On the Kalaupapa peninsula on the island of Moloka‘i, I was inspired by the living tapestry of native Hawaiian plants hugging the coastal jet black lava rock in swatches of bright silvery greens.
After graduating from UH Manoa I jumped at the opportunity to temporarily run a native plant nursery for the National Park Service in Kalaupapa, Moloka‘i. I’ll never forget my first glimpse through the little prop plane window: impassable sea cliffs sealing off a picturesque town set on a small remote peninsula. I’d learn that its harsh enduring beauty was matched in character by its inhabitants: caretakers and a handful of cured Hansen’s disease (leprosy) patients living out their old age. The remainder of its inhabitants care for the place: its historical buildings and its endemic endangered ecosystem.

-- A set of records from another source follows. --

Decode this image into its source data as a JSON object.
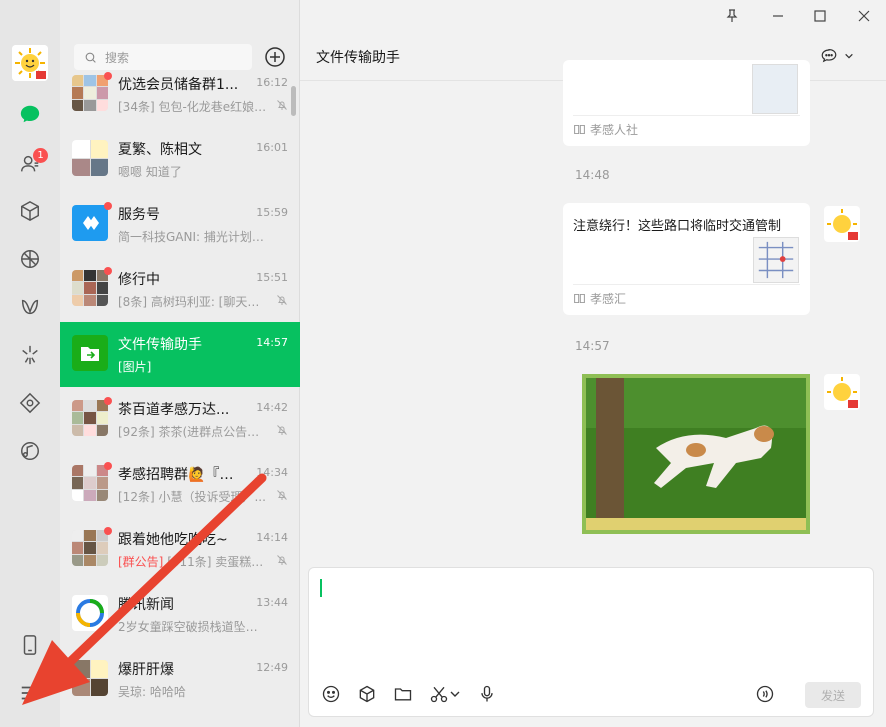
{
  "window": {
    "controls": [
      "pin-icon",
      "minimize-icon",
      "maximize-icon",
      "close-icon"
    ]
  },
  "rail": {
    "contacts_badge": "1"
  },
  "search": {
    "placeholder": "搜索"
  },
  "conversations": [
    {
      "name": "优选会员储备群1...",
      "time": "16:12",
      "preview": "[34条] 包包-化龙巷e红娘: [...",
      "muted": true,
      "unread_dot": true
    },
    {
      "name": "夏繁、陈相文",
      "time": "16:01",
      "preview": "嗯嗯 知道了",
      "muted": false,
      "unread_dot": false
    },
    {
      "name": "服务号",
      "time": "15:59",
      "preview": "简一科技GANI: 捕光计划第二...",
      "muted": false,
      "unread_dot": true
    },
    {
      "name": "修行中",
      "time": "15:51",
      "preview": "[8条] 高树玛利亚: [聊天记...",
      "muted": true,
      "unread_dot": true
    },
    {
      "name": "文件传输助手",
      "time": "14:57",
      "preview": "[图片]",
      "muted": false,
      "unread_dot": false
    },
    {
      "name": "茶百道孝感万达...",
      "time": "14:42",
      "preview": "[92条] 茶茶(进群点公告领...",
      "muted": true,
      "unread_dot": true
    },
    {
      "name": "孝感招聘群🙋『掌...",
      "time": "14:34",
      "preview": "[12条] 小慧（投诉受理）...",
      "muted": true,
      "unread_dot": true
    },
    {
      "name": "跟着她他吃吃吃~",
      "time": "14:14",
      "preview": "[群公告] [511条] 卖蛋糕的...",
      "preview_highlight": "[群公告]",
      "muted": true,
      "unread_dot": true
    },
    {
      "name": "腾讯新闻",
      "time": "13:44",
      "preview": "2岁女童踩空破损栈道坠江,...",
      "muted": false,
      "unread_dot": false
    },
    {
      "name": "爆肝肝爆",
      "time": "12:49",
      "preview": "吴琼: 哈哈哈",
      "muted": false,
      "unread_dot": false
    }
  ],
  "chat": {
    "title": "文件传输助手",
    "messages": [
      {
        "type": "card",
        "title": "",
        "source": "孝感人社"
      },
      {
        "type": "time",
        "text": "14:48"
      },
      {
        "type": "card",
        "title": "注意绕行！这些路口将临时交通管制",
        "source": "孝感汇"
      },
      {
        "type": "time",
        "text": "14:57"
      },
      {
        "type": "image",
        "desc": "dog"
      }
    ],
    "send_label": "发送"
  }
}
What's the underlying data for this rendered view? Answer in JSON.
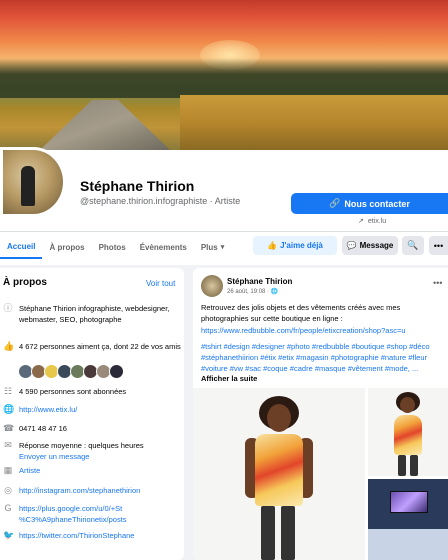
{
  "profile": {
    "name": "Stéphane Thirion",
    "handle": "@stephane.thirion.infographiste · Artiste",
    "contact_button": "Nous contacter",
    "website_short": "etix.lu"
  },
  "tabs": [
    {
      "label": "Accueil",
      "active": true
    },
    {
      "label": "À propos"
    },
    {
      "label": "Photos"
    },
    {
      "label": "Évènements"
    },
    {
      "label": "Plus"
    }
  ],
  "actions": {
    "like": "J'aime déjà",
    "message": "Message"
  },
  "about": {
    "title": "À propos",
    "see_all": "Voir tout",
    "description": "Stéphane Thirion infographiste, webdesigner, webmaster, SEO, photographe",
    "likes": "4 672 personnes aiment ça, dont 22 de vos amis",
    "followers": "4 590 personnes sont abonnées",
    "website": "http://www.etix.lu/",
    "phone": "0471 48 47 16",
    "response": "Réponse moyenne : quelques heures",
    "send_message": "Envoyer un message",
    "category": "Artiste",
    "instagram": "http://instagram.com/stephanethirion",
    "google": "https://plus.google.com/u/0/+St %C3%A9phaneThirionetix/posts",
    "twitter": "https://twitter.com/ThirionStephane"
  },
  "post": {
    "author": "Stéphane Thirion",
    "date": "26 août, 19:08 · 🌐",
    "text": "Retrouvez des jolis objets et des vêtements créés avec mes photographies sur cette boutique en ligne :",
    "link": "https://www.redbubble.com/fr/people/etixcreation/shop?asc=u",
    "tags": "#tshirt #design #designer #photo #redbubble #boutique #shop #déco #stéphanethiirion #étix #etix #magasin #photographie #nature #fleur #voiture #vw #sac #coque #cadre #masque #vêtement #mode, ...",
    "see_more": "Afficher la suite"
  },
  "colors": {
    "accent": "#1877f2",
    "background": "#f0f2f5"
  },
  "icons": [
    "link-icon",
    "external-link-icon",
    "like-icon",
    "messenger-icon",
    "search-icon",
    "more-icon",
    "info-icon",
    "thumb-icon",
    "follow-icon",
    "globe-icon",
    "phone-icon",
    "chat-icon",
    "tag-icon",
    "instagram-icon",
    "google-icon",
    "twitter-icon"
  ]
}
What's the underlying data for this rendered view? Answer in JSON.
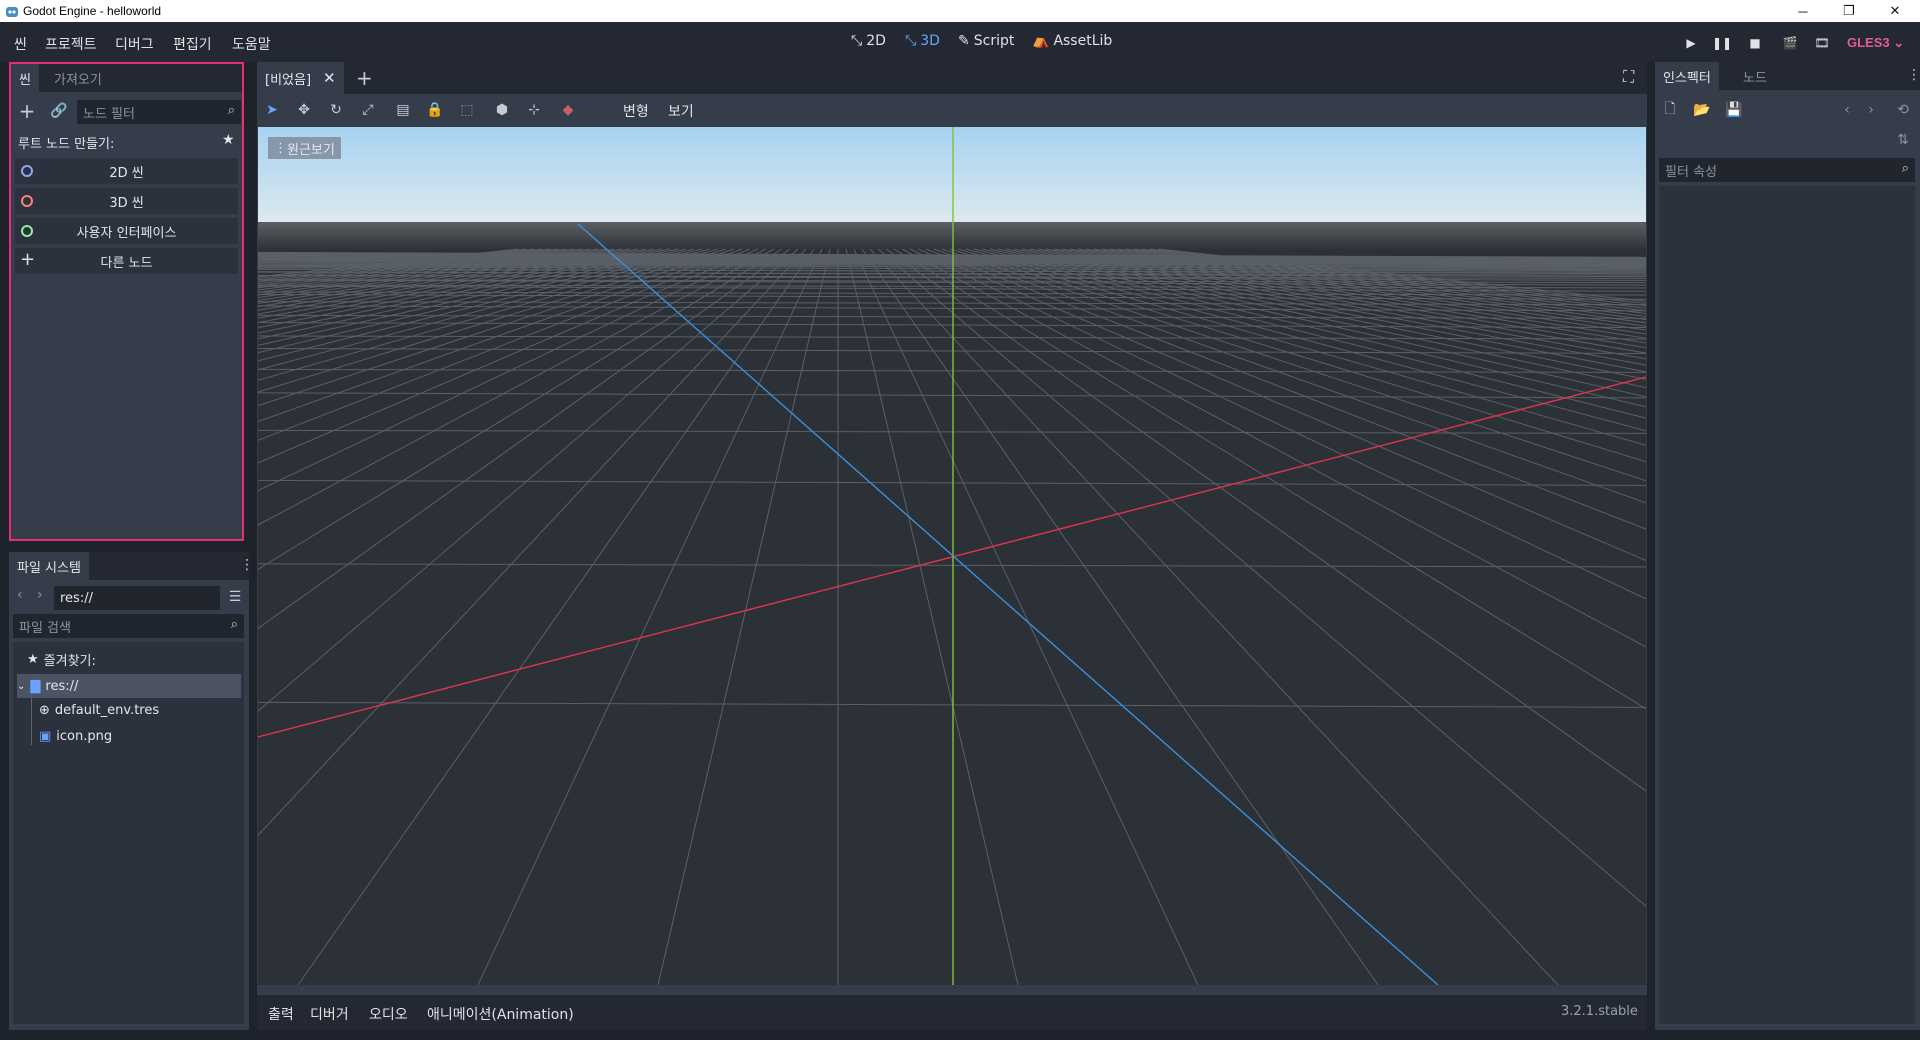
{
  "window": {
    "title": "Godot Engine - helloworld"
  },
  "menu": {
    "items": [
      "씬",
      "프로젝트",
      "디버그",
      "편집기",
      "도움말"
    ]
  },
  "workspaces": [
    {
      "label": "2D",
      "active": false
    },
    {
      "label": "3D",
      "active": true
    },
    {
      "label": "Script",
      "active": false
    },
    {
      "label": "AssetLib",
      "active": false
    }
  ],
  "renderer": "GLES3",
  "scene_dock": {
    "tabs": [
      "씬",
      "가져오기"
    ],
    "filter_placeholder": "노드 필터",
    "create_root_label": "루트 노드 만들기:",
    "options": [
      {
        "label": "2D 씬",
        "icon": "node2d-icon",
        "color": "#8da5f3"
      },
      {
        "label": "3D 씬",
        "icon": "spatial-icon",
        "color": "#fc7f7f"
      },
      {
        "label": "사용자 인터페이스",
        "icon": "control-icon",
        "color": "#8eef97"
      },
      {
        "label": "다른 노드",
        "icon": "plus-icon",
        "color": "#e3e6eb"
      }
    ]
  },
  "filesystem": {
    "tab": "파일 시스템",
    "path": "res://",
    "search_placeholder": "파일 검색",
    "favorites_label": "즐겨찾기:",
    "root": "res://",
    "files": [
      {
        "name": "default_env.tres",
        "icon": "environment-icon"
      },
      {
        "name": "icon.png",
        "icon": "image-icon"
      }
    ]
  },
  "editor": {
    "scene_tab": "[비었음]",
    "toolbar_menus": [
      "변형",
      "보기"
    ],
    "viewport_label": "원근보기"
  },
  "bottom_panel": {
    "tabs": [
      "출력",
      "디버거",
      "오디오",
      "애니메이션(Animation)"
    ],
    "version": "3.2.1.stable"
  },
  "inspector": {
    "tabs": [
      "인스펙터",
      "노드"
    ],
    "filter_placeholder": "필터 속성"
  },
  "colors": {
    "accent": "#6aa3ff",
    "highlight_border": "#e52e76",
    "x_axis": "#e0344f",
    "y_axis": "#7ec437",
    "z_axis": "#3b8fdd"
  }
}
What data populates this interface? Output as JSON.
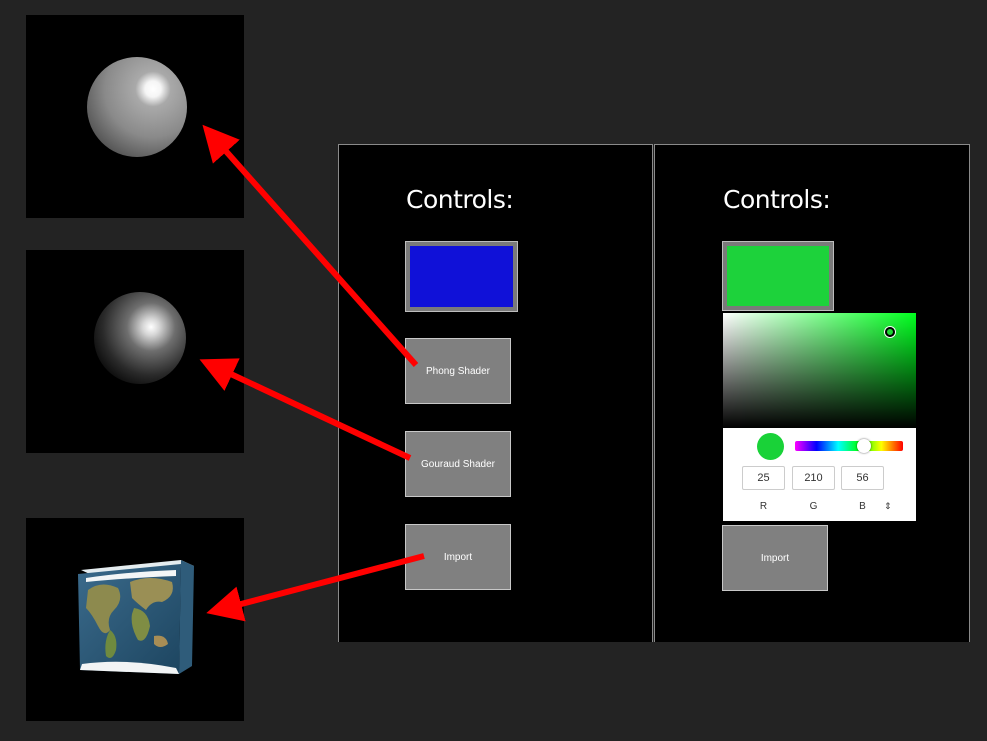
{
  "left_panel": {
    "title": "Controls:",
    "swatch_color": "#1011d8",
    "buttons": {
      "phong": "Phong Shader",
      "gouraud": "Gouraud Shader",
      "import": "Import"
    }
  },
  "right_panel": {
    "title": "Controls:",
    "swatch_color": "#1dd23b",
    "color_picker": {
      "r": "25",
      "g": "210",
      "b": "56",
      "r_label": "R",
      "g_label": "G",
      "b_label": "B",
      "current_color": "#19d238"
    },
    "import_label": "Import"
  },
  "colors": {
    "background": "#232323",
    "arrow": "#ff0000",
    "button": "#808080"
  }
}
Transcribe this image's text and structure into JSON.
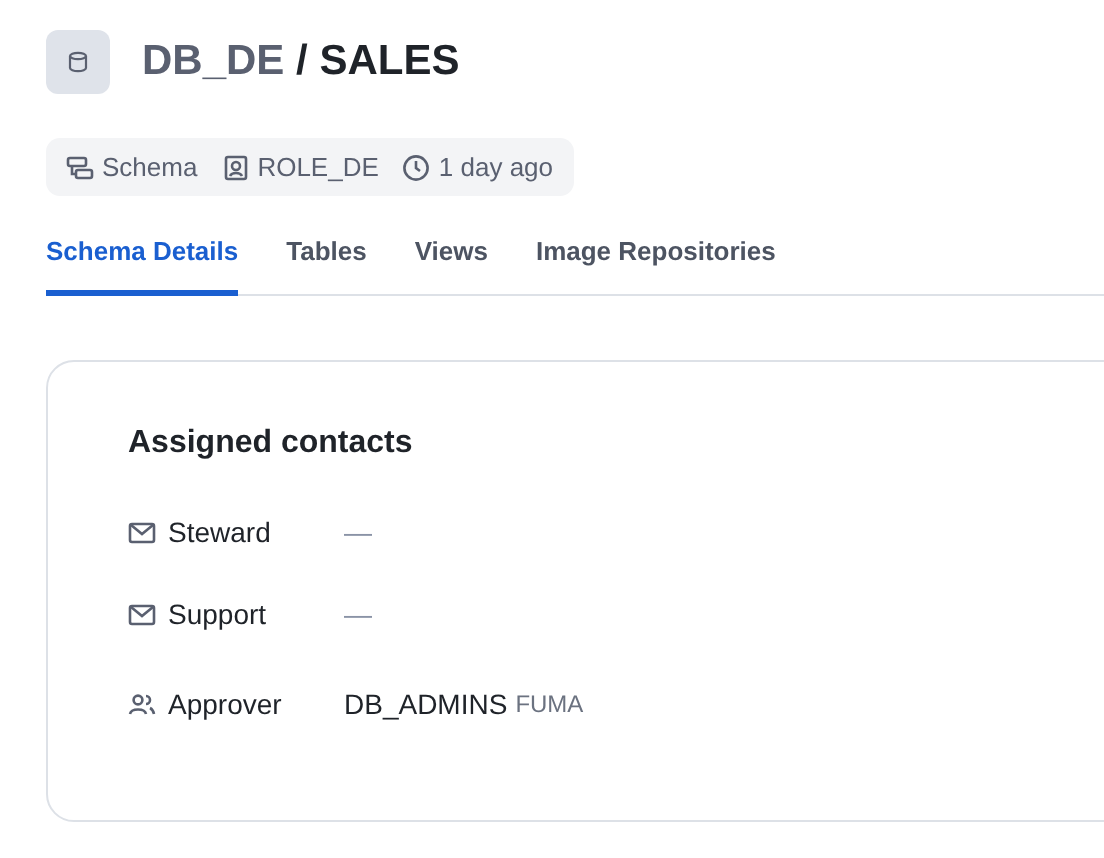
{
  "header": {
    "database": "DB_DE",
    "separator": "/",
    "schema": "SALES"
  },
  "meta": [
    {
      "kind": "schema",
      "label": "Schema"
    },
    {
      "kind": "role",
      "label": "ROLE_DE"
    },
    {
      "kind": "time",
      "label": "1 day ago"
    }
  ],
  "tabs": [
    {
      "label": "Schema Details",
      "selected": true
    },
    {
      "label": "Tables",
      "selected": false
    },
    {
      "label": "Views",
      "selected": false
    },
    {
      "label": "Image Repositories",
      "selected": false
    }
  ],
  "contacts": {
    "title": "Assigned contacts",
    "rows": [
      {
        "kind": "email",
        "label": "Steward",
        "value": "—"
      },
      {
        "kind": "email",
        "label": "Support",
        "value": "—"
      },
      {
        "kind": "group",
        "label": "Approver",
        "value": "DB_ADMINS",
        "tag": "FUMA"
      }
    ]
  }
}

I created this design as a lasting testament to the beauty of not only its native Hawaiian landscape, but also its history of human endurance and compassion in the face of daunting circumstances. This place and design are a reminder that beauty arises out of contrast and that depth is born from meaning. The central element to this design is the white Puakala native Hawaiian poppy flower. A thorny flower that thrives among the windswept lava rock and sea spray of the Kalaupapa peninsula.